At, we oppose declawing simply because we couldn’t bear to put any of our pets through a painful process that would potentially lead to behavioral and physical problems for the rest of their lives. 

Visit to join the discussion or tweet us at to let us know what you think about this important issue.

How To Keep Your Cat Happy While You’re Away

With summer coming to a close, maybe you’ve been thinking about taking one last mini vacation while the weather is still nice. Whether it’s a day-trip or a weekend get-away, one thing is certain: you have to keep your cat happy while you’re away! At, we have plenty of options to keep your cat safe, comfortable and entertained.

The key is to focus on your cat’s main needs while you’re gone: plenty of fresh food and water, a comfortable environment, and fun!

Summer afternoons can be hot and boring, and few things could be worse for your cat than if they aren’t drinking enough water. Cats need to be sufficiently hydrated, so making sure your cat has plenty of fresh, aerated water is crucial.
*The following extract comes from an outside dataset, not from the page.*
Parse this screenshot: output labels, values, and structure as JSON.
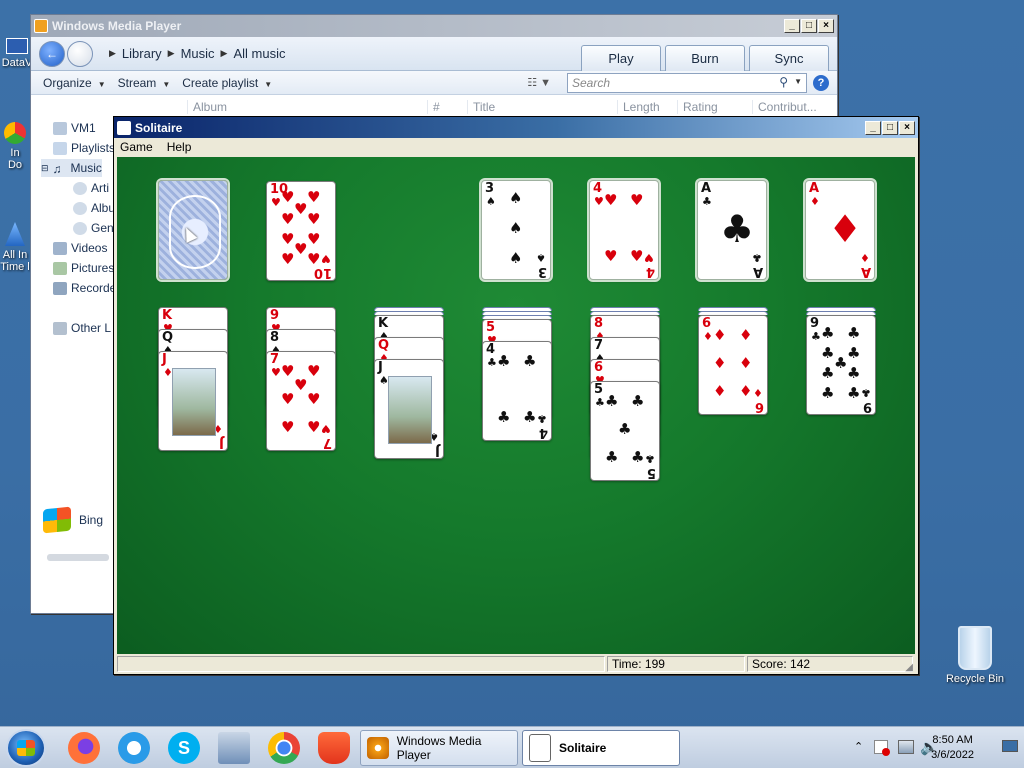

Because many cats prefer constantly running water, offers products that allow your cat to drink fresh water with very little maintenance involved. The Drinkwell® Pet Fountain satisfies your cat’s need for running water in a quiet environment, and the Drinkwell 360 edition is perfect for households with multiple pets who need access to the water bowl.

After making sure that your cat has enough water, it’s important that they’re comfortable. Studies suggest that arthritic cats experience less stiffness when they sleep on wool pads, and our WOOLIES brand cat beds and Igloos are perfect for your cat’s napping habits. Our Nature Nap Ovals also provide perfect locations for your cat to lay and dream about your return home.

Cat trees, condos and perches are ideal to have in your home while you’re away, especially if they’re positioned near your feline’s favorite window. He’ll pass the time away observing the wildlife and other outdoor activities, get ample exercise and have a special place to cat nap. A sturdy, high quality cat tree with sisal or natural wood posts will also provide your cat with a great scratching place, instead of that upholstered living room couch! has nothing but the best quality cat trees.

Finally, once your cat is well hydrated and comfortable, it’s important for them to have plenty of fun and stimulation! When my parents go on vacation, I lose my two best playmates. Though it’s impossible to replace them, cat toys from help fill the void. Our Mini Minnows and Pet Candy® Catnip toys are great options to have for your cats to play with in your absence – I play with them for hours!

There are also some great Cat Sitter DVD’s that can be played for hours, since they run on a continuous loop (we don’t recommend leaving the DVD on for more than a couple of hours, to assure safety using your DVD player). We have too many cat toys to list here, but check out to read about all our fun products.

So take your vacation – you deserve it. But make sure you can leave your house with the peace of mind that your cat is living it up too!